Shine Night Walk
Updated: Oct 6
I participated in a 10k walk for Cancer Research. Yes, me. Me who hasn't gone for a walk since the original lockdown when everyone was 10,000 steps per day crazy. In fact, the only thing I exercise now is my right to be out of shape. But ahead I went and signed up on the Cancer Research website with the walk two weeks around the corner. It was a mere £10 fee to participate.
Within the next few days, I received in the post everything I needed to take part including a Shine Night Walk t-shirt, map of the route, sponsor sign-up sheet and information pamphlet. This felt very official.
My slot on the day was 7pm. We were hesitant whether to go or not as the forecast was heavy rain all evening so going out was asking to get ill but at the last minute, we decided to put on our big girl shoes and just go for it. When I say last minute, I mean last minute. We completely missed the 7pm slot BUT we were able to join on to the 7.20pm slot.
When we arrived, the atmosphere was absolutely electric when I turned up. The music was loud and upbeat. The host, on a very big centre stage, was fun and lively. Let's just say, I heard all the commotion from a mile away. People had come along in groups with their family and friends, dressed to the nines in fancy dress. I was disappointed I had not considered this... there's nothing I would have liked more than to whack on a tutu, some face paint and bright arm bands.
But amongst this light-hearted dress up, everyone had on the back of their t-shirt a sticker that stated 'I am walking for...' which they had completed with their very own personal reason. Some were walking for family members battling cancer, some were walking for family members who had passed away and some had said they were walking 'for all of us'. Bottom line, it really bought to home the real, heart touching reason we were all here tonight amongst all the cheerful vibes.
We got in line to start the race with the host on stage giving us unlimited encouragement. And after 2, 3, 1... off we went!
The route was all through central Birmingham.
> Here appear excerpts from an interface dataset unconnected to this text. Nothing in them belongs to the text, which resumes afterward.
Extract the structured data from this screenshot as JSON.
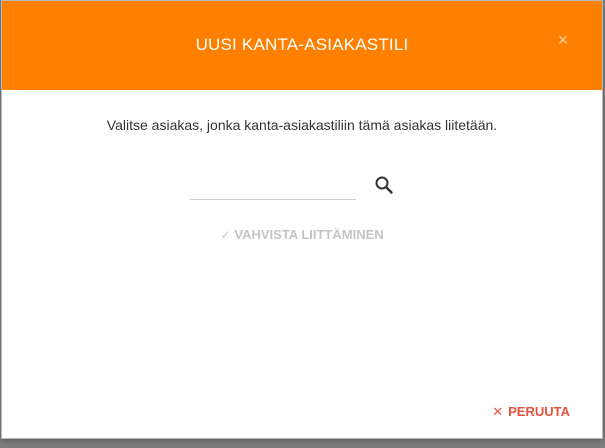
{
  "modal": {
    "title": "UUSI KANTA-ASIAKASTILI",
    "close_symbol": "×",
    "instruction": "Valitse asiakas, jonka kanta-asiakastiliin tämä asiakas liitetään.",
    "search": {
      "value": "",
      "placeholder": "",
      "icon": "search-icon"
    },
    "confirm": {
      "icon": "check-icon",
      "label": "VAHVISTA LIITTÄMINEN",
      "disabled": true
    },
    "cancel": {
      "icon": "close-icon",
      "label": "PERUUTA"
    }
  },
  "colors": {
    "header": "#ff8000",
    "cancel": "#e5533d",
    "disabled": "#c4c4c4"
  }
}
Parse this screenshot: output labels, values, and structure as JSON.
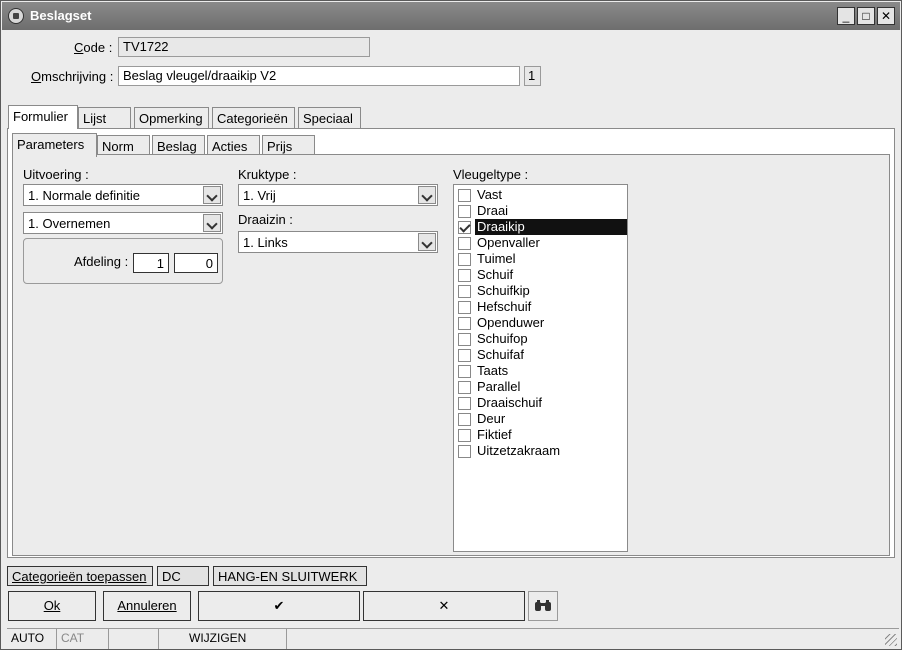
{
  "window": {
    "title": "Beslagset",
    "minimize": "_",
    "maximize": "□",
    "close": "✕"
  },
  "form": {
    "code_label": "Code :",
    "code_value": "TV1722",
    "omschrijving_label": "Omschrijving :",
    "omschrijving_value": "Beslag vleugel/draaikip V2",
    "omschrijving_count": "1"
  },
  "main_tabs": [
    "Formulier",
    "Lijst",
    "Opmerking",
    "Categorieën",
    "Speciaal"
  ],
  "sub_tabs": [
    "Parameters",
    "Norm",
    "Beslag",
    "Acties",
    "Prijs"
  ],
  "parameters": {
    "uitvoering_label": "Uitvoering :",
    "uitvoering_value": "1.  Normale definitie",
    "overnemen_value": "1.  Overnemen",
    "afdeling_label": "Afdeling :",
    "afdeling_value1": "1",
    "afdeling_value2": "0",
    "kruktype_label": "Kruktype :",
    "kruktype_value": "1.  Vrij",
    "draaizin_label": "Draaizin :",
    "draaizin_value": "1.  Links",
    "vleugeltype_label": "Vleugeltype :",
    "vleugeltypes": [
      {
        "label": "Vast",
        "checked": false
      },
      {
        "label": "Draai",
        "checked": false
      },
      {
        "label": "Draaikip",
        "checked": true,
        "selected": true
      },
      {
        "label": "Openvaller",
        "checked": false
      },
      {
        "label": "Tuimel",
        "checked": false
      },
      {
        "label": "Schuif",
        "checked": false
      },
      {
        "label": "Schuifkip",
        "checked": false
      },
      {
        "label": "Hefschuif",
        "checked": false
      },
      {
        "label": "Openduwer",
        "checked": false
      },
      {
        "label": "Schuifop",
        "checked": false
      },
      {
        "label": "Schuifaf",
        "checked": false
      },
      {
        "label": "Taats",
        "checked": false
      },
      {
        "label": "Parallel",
        "checked": false
      },
      {
        "label": "Draaischuif",
        "checked": false
      },
      {
        "label": "Deur",
        "checked": false
      },
      {
        "label": "Fiktief",
        "checked": false
      },
      {
        "label": "Uitzetzakraam",
        "checked": false
      }
    ]
  },
  "categories_bar": {
    "apply_label": "Categorieën toepassen",
    "cat1": "DC",
    "cat2": "HANG-EN SLUITWERK"
  },
  "buttons": {
    "ok": "Ok",
    "annuleren": "Annuleren",
    "confirm": "✔",
    "cancel": "✕"
  },
  "status": {
    "mode1": "AUTO",
    "mode2": "CAT",
    "mode3": "",
    "mode4": "WIJZIGEN"
  }
}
We started at Victoria Square, and went through to Jewellery Quarter, Millennium Point, New Street, Mailbox, Broad Street, Brindley Place until finally ending up back at Victoria Square.
Along the route, there were volunteers guiding us and offering their support which added to the whole atmosphere. There were also markers at every km stating how many km we had completed which many people took as a picture opportunity. At the mid way point, there was an opportunity to rest and grab a free water bottle or snack.
Me, auntie and uncle soon overtook our fellow walkers and by default led the walk. It was by no means a race, but I have realised everyone in my family walks very fast. I only realised this when I started going on walks with other people, such as my husband, that I actually had to consciously slow down for them to keep up. It's not even like I have more stamina, I just walk very fast. I read somewhere this indicates someone is unhappy, I would have preferred mysterious or busy.
Anyho, this move to the front meant that our fellow walkers were looking to us to lead the way where to go. This was real responsibility so when another trio took the lead, we gladly stepped back. Although now our challenge was to keep up with them so we could see where they were going because they were SUPER fast. Like, Flash's distant half cousin fast.
2km in is when it first dawned on me how much 10k is. Call me naïve, but I thought this walk would take an hour tops. At the 2km marker, I thought I had done at least just under half way so it was a reality check and I realised in that instance what I signed up for. I mean 10km is not so much, don't get me wrong, but when you are just expecting a brisk 1 hour walk then back home to have your dinner, it was a gulp moment for me realising the full extent. Still it was all in the name of charity and for this reason, it made the walk seem like a breeze. This reminder was all I needed to keep my energy levels and motivation high. In fact I would do the walk ten times over is that's what got the donations in.
The walk was also a very good tour of Birmingham. Despite living in Birmingham most of my life, I had never spent much time at the Jewellery Quarter or Millennium point so I was able to eye up these locations whilst I was there and decided I would head back there to soon. Jewellery Quarter has a lot of independent cafes and shops to try, Millennium point was very scenic and peaceful. We then passed the beautiful Canals in Brindley place and on to Broad street where Saturday night was in full swing. It was no doubt buzzing and the crowd there egged us on all the more. Thanks, drunken Matt!
Soon, the finish line was in sight and everyone getting in their finish line pictures with a shared look of euphoria on their faces.
We finished the walk in just over 2 hours, passing the finish line after stopping for a quick selfie. We all got our own medals and there was even an opportunity to have them engraved. All in all, this experience was honestly one of the best natural highs. All that adrenaline and dopamine pumping, all for an amazing cause. Plus, I went home and slept like a baby. Win, win, win!
P.S it did not rain all evening, not one bit.